Some students find even more reasons to like the iSchool’s online program, because the format meets their unique learning needs. Deaf or Hard of Hearing students Danica Rice and Melissa Schack Rupp find an online program much better for learning in a world without sound. For some Deaf students, having to negotiate class schedules as well as how to get their lectures can be really stressful. An online program that’s well equipped with a variety of technology options for getting lectures and course materials makes it easier.
An Accessible Education
Online, iSchool students who are Deaf can find education as accessible as it is for anyone else. Captioning is available for Collaborate rooms, and Blackboard IM and email enable all students to communicate smoothly. An online program makes life easier in terms of scheduling, too. I know that with my own family schedules of school, dentist appointments, birthday parties and play dates, I need the ability to communicate and take in lectures at different times of day and even in different locations.
“Professors are quick to accommodate me,” says Schack Rupp, “and even go out of their way to make sure my needs are met. Other students are understanding, too, and I communicate with them mostly through Blackboard IM, Canvas mail, Google Docs and email.”
Schack Rupp works as a genealogist and heir-locator, and volunteers her time at the Utah State Archives. When she enrolled at the iSchool, she was attracted by the ease of an entirely online program and the variety of classes. “I am still not fully comfortable with dealing with my hearing loss in a new environment,” she says. “The variety of classes makes it possible for me to explore new areas to see just what I like and what I am good at.”
Most of us can relate to these decisions with or without a challenge such as hearing loss to overcome.

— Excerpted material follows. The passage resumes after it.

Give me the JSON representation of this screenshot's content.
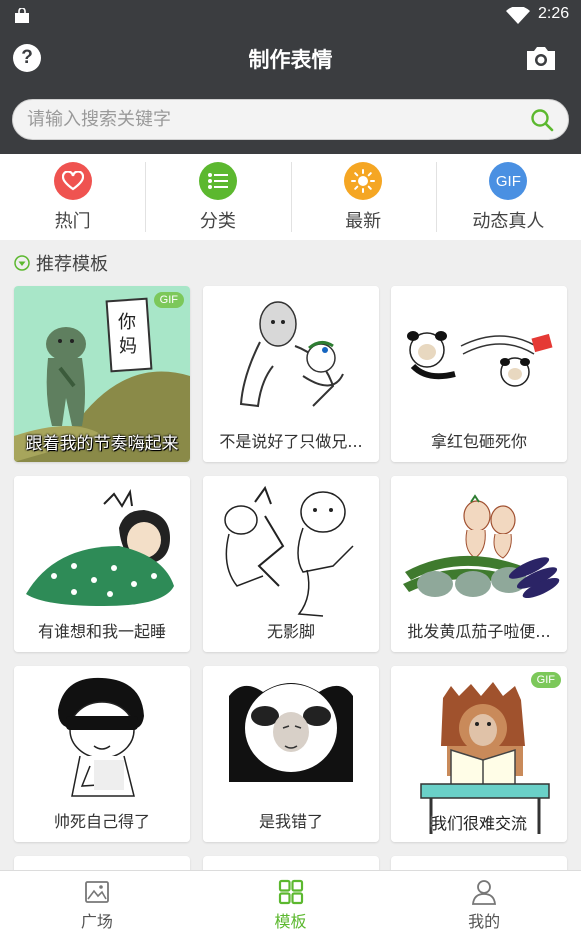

With synchronous and asynchronous lectures available on Blackboard, Panopto and YouTube, we can absorb lectures, experience the wide variety of materials our iSchool instructors have to share, and even get a look at those instructors (they’re human, too!). As it turns out, captioning is good for all students, not just those who are hard of hearing. Written transcripts of the lectures are also nice, and I have quite a collection accumulated in my class folders.
“I like being able to attend a live session with a captionist there to assist me,” says Schack Rupp. “It makes it possible for me to experience the class like any other student.” I am rarely able to make live scheduled sessions of anything, since so often my children are the boss of my schedule, but I love the fact that I can browse through recordings of classes, career colloquia and presentations by student groups at any time.
Rice, an MLIS candidate who lives in Seattle and works at the National Archives as an archives technician, is taking two classes while working full-time. She had originally looked at a program closer to home, but after relocating to a different state, she decided to look into the online degree at the iSchool.
“People at the iSchool were very willing to make accommodations for my being Deaf, and Vicki Robison told me they had captioning,” says Rice. Since starting her coursework at the iSchool, Rice has moved three more times. Imagine if the school she chose hadn’t been fully online.
Rice’s advice to Deaf students: “Be sure to send an email or call your professors as a courtesy so they can arrange in advance for transcripts or captions of their lectures.” The iSchool staff is ready to provide you with the best technology resources, especially Dr. Sue Alman, the iSchool’s liaison with the SJSU Accessible Education Center, who is the best person to contact with if you’re a student in need of captioning.
Don’t be afraid to ask, because a wealth of information and assistance is right there at your fingertips. No matter what your own learning needs may be—captioning if you’re Deaf, additional resources if you’re still improving your English language skills, or simply a flexible schedule as an antidote to a hectic life—the iSchool has staff and resources at the ready to make your graduate school experience a success.
To read further about more of the great help resources offered by the iSchool, check out:
The iSchool’s Library Liaison Answers Your Research Needs
image courtesy of Stuart Miles